What you need to do
Nothing in the data below may be left out; return all of it exactly.

Records shown
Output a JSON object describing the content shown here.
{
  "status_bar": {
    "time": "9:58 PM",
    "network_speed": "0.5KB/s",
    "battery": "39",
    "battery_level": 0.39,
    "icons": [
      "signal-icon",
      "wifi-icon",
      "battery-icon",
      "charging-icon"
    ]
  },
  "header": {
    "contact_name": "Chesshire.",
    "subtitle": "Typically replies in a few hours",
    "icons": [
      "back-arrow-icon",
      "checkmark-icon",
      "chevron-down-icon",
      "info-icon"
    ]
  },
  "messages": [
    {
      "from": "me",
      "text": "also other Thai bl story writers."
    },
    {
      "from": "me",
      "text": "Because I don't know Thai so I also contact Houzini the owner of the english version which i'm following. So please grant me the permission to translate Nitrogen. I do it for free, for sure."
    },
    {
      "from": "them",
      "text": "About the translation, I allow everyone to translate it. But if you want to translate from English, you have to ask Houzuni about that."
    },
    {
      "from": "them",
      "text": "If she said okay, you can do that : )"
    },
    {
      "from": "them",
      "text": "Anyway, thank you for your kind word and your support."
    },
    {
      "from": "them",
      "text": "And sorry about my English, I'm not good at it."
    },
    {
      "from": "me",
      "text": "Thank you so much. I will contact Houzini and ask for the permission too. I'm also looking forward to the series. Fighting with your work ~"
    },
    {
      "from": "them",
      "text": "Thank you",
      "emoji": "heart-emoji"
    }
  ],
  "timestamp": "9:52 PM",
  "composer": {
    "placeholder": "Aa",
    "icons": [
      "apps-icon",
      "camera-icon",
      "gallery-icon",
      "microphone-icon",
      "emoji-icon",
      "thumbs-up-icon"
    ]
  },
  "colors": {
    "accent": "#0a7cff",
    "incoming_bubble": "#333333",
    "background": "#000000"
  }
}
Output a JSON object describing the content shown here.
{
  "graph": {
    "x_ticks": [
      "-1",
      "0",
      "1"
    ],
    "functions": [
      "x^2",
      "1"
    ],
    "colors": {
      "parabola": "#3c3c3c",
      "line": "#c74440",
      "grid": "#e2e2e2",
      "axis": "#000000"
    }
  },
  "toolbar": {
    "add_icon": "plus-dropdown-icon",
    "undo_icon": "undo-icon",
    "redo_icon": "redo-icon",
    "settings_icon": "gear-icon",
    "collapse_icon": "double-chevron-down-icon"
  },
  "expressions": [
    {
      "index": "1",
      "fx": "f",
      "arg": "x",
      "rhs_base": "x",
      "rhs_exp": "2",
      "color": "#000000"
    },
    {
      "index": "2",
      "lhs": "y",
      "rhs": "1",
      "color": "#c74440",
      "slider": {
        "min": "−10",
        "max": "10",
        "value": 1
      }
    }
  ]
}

Exercise output
Output a JSON object describing the content shown here.
{
  "status_bar": {
    "time": "9:58 PM",
    "network_speed": "0.5KB/s",
    "battery": "39",
    "battery_level": 0.39,
    "icons": [
      "signal-icon",
      "wifi-icon",
      "battery-icon",
      "charging-icon"
    ]
  },
  "header": {
    "contact_name": "Chesshire.",
    "subtitle": "Typically replies in a few hours",
    "icons": [
      "back-arrow-icon",
      "checkmark-icon",
      "chevron-down-icon",
      "info-icon"
    ]
  },
  "messages": [
    {
      "from": "me",
      "text": "also other Thai bl story writers."
    },
    {
      "from": "me",
      "text": "Because I don't know Thai so I also contact Houzini the owner of the english version which i'm following. So please grant me the permission to translate Nitrogen. I do it for free, for sure."
    },
    {
      "from": "them",
      "text": "About the translation, I allow everyone to translate it. But if you want to translate from English, you have to ask Houzuni about that."
    },
    {
      "from": "them",
      "text": "If she said okay, you can do that : )"
    },
    {
      "from": "them",
      "text": "Anyway, thank you for your kind word and your support."
    },
    {
      "from": "them",
      "text": "And sorry about my English, I'm not good at it."
    },
    {
      "from": "me",
      "text": "Thank you so much. I will contact Houzini and ask for the permission too. I'm also looking forward to the series. Fighting with your work ~"
    },
    {
      "from": "them",
      "text": "Thank you",
      "emoji": "heart-emoji"
    }
  ],
  "timestamp": "9:52 PM",
  "composer": {
    "placeholder": "Aa",
    "icons": [
      "apps-icon",
      "camera-icon",
      "gallery-icon",
      "microphone-icon",
      "emoji-icon",
      "thumbs-up-icon"
    ]
  },
  "colors": {
    "accent": "#0a7cff",
    "incoming_bubble": "#333333",
    "background": "#000000"
  }
}
Output a JSON object describing the content shown here.
{
  "graph": {
    "x_ticks": [
      "-1",
      "0",
      "1"
    ],
    "functions": [
      "x^2",
      "1"
    ],
    "colors": {
      "parabola": "#3c3c3c",
      "line": "#c74440",
      "grid": "#e2e2e2",
      "axis": "#000000"
    }
  },
  "toolbar": {
    "add_icon": "plus-dropdown-icon",
    "undo_icon": "undo-icon",
    "redo_icon": "redo-icon",
    "settings_icon": "gear-icon",
    "collapse_icon": "double-chevron-down-icon"
  },
  "expressions": [
    {
      "index": "1",
      "fx": "f",
      "arg": "x",
      "rhs_base": "x",
      "rhs_exp": "2",
      "color": "#000000"
    },
    {
      "index": "2",
      "lhs": "y",
      "rhs": "1",
      "color": "#c74440",
      "slider": {
        "min": "−10",
        "max": "10",
        "value": 1
      }
    }
  ]
}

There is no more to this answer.